There is always a risk of side effects when people take ADHD medication. Each person responds differently to medication. Finding the proper medication for you may take time. Before exploring different treatment options, discuss your concerns with your doctor.
ADHD medications, especially stimulants, are known to cause sleep issues.3 ADHDers already have a higher risk of sleeping problems, so that medication could exacerbate this. People with ADHD are prone to sleep problems.
- Sleeping problems
- Sleeping problems
- Delayed Sleep Phase Syndrome
- Revenge bedtime procrastination
- After waking, you may experience severe fatigue or brain fog
It is often recommended that clinicians screen for sleep disorders such as Sleep Disordered Breathing or Restless Leg Syndrome. Your medical practitioner will tailor your ADHD treatment to the screening results if you can access one. If you do not have access to screening, your doctor may adjust your dosage after monitoring your side effects.
Stimulants may also cause disordered eating. Stimulant medications are used to help people lose weight for a long time. Physicians may advise patients to eat before taking stimulant medications.
If you have a persistent problem with your appetite, document any weight changes and consult your doctor ASAP. Document any weight fluctuations and consult your doctor immediately if the problem persists.
Changes in mood
You may experience mood swings if you take too many stimulants.
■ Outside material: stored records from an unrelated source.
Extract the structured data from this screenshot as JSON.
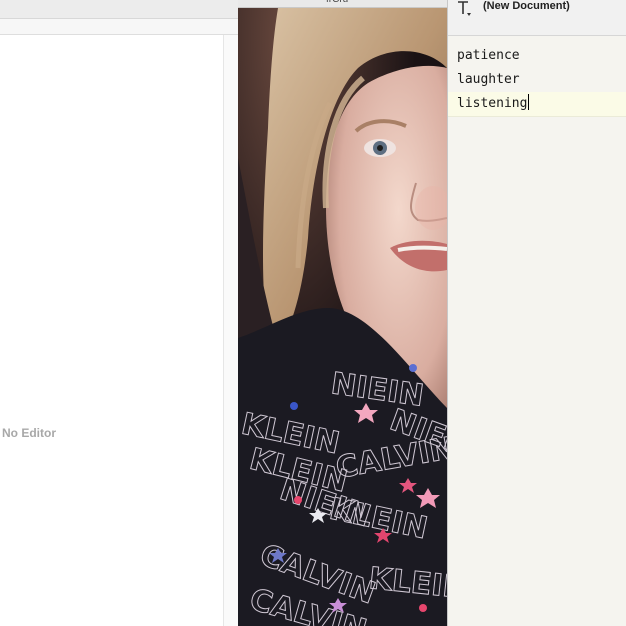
{
  "left_pane": {
    "placeholder_text": "No Editor"
  },
  "photo_panel": {
    "title_partial": "frCru",
    "sweater_text": [
      "NIEIN",
      "KLEIN",
      "NIEIN",
      "KLEIN",
      "CALVIN",
      "NIEIN",
      "KLEIN",
      "CALVIN",
      "CALVIN",
      "KLEIN"
    ]
  },
  "document": {
    "title": "(New Document)",
    "text_tool_icon": "text-cursor-icon",
    "lines": [
      "patience",
      "laughter",
      "listening"
    ],
    "current_line_index": 2
  },
  "colors": {
    "document_background": "#f5f4ef",
    "current_line_highlight": "#fbfbe7",
    "placeholder_text": "#a8a8a8"
  }
}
You may experience symptoms like:
- Emotional dysregulation; intense emotions
- Sedation (acting “spaced-out” or “zoned-out”)
These symptoms can be reduced by lowering your dose. Some people may benefit from switching brands or moving away from stimulants. Studies have shown that some people, especially adults, benefit from a combination treatment regimen.
The rebound effect
When your ADHD medication wears out, you may notice that your symptoms return in full force and are sometimes worse than before. The “Rebound Effect” is a phenomenon that occurs when the medication leaves the brain too fast.
In order to combat this, doctors sometimes prescribe a lower dose of the drug (or Immediate release/IR) that is administered before the “rebound.” It can reduce the severity of the rebound and make the transition “smoother.” Sometimes, the dose is changed, or a different drug is used.
This does not occur with all stimulants. Lisdexamfetamine, also known as Vyvanse and Elvanse, takes an extra step before stimulating your Central Nervous System. This makes it feel “smoother” than drugs like Adderall and Ritalin.
Tics (and body-focused repetitive behaviors, BFRBs).
Tics are repeated, involuntary, and sudden movements of any body part. Similar to BFRBs, BFRBs can be conscious or used to cope with stress, anxiety, or under stimulation.
The following are examples of physical tics:
- Facial grimacing
- Rapid eye blinking
- Jerking the arms
The following vocal tics are included:
The following behaviors are body-focused repetitive behaviors:
- Trichotillomania is the pulling of hair.
- Onychophagia (nail-biting)
- Excoriation Disorder
There is much debate about whether stimulants cause or worsen tics or BFRBs. Some studies have found that ADHDers who have tics do not experience a worsening of their tic symptoms when taking a low dose of stimulants. 8 Many people report new or worsened BFRB habits after starting stimulant medications. This depends on the individual, their comorbid condition, and other factors.
Other Side Effects
These side effects are not life-threatening and common.
- Mild to moderate nausea
- Mild diarrhea
- Dry Mouth
- Blood pressure increases by a small amount
- Mild tachycardia
- Mild dizziness, especially when standing
- Increased sweating (especially at night).
Although the side effects listed above are not necessarily harmful, monitoring them and informing your doctor if any of them become problematic is essential.
Rare but dangerous side effects
Some people can experience life-threatening side effects. If you notice any of these side effects, immediately contact a doctor or emergency services.
- Severe nausea or vomiting
- Blood pressure increases from moderate to large
- Severe tachycardia is a heart rate that is highly elevated.
- Weight loss that is extreme and unintentional
- Dizziness or fainting can be severe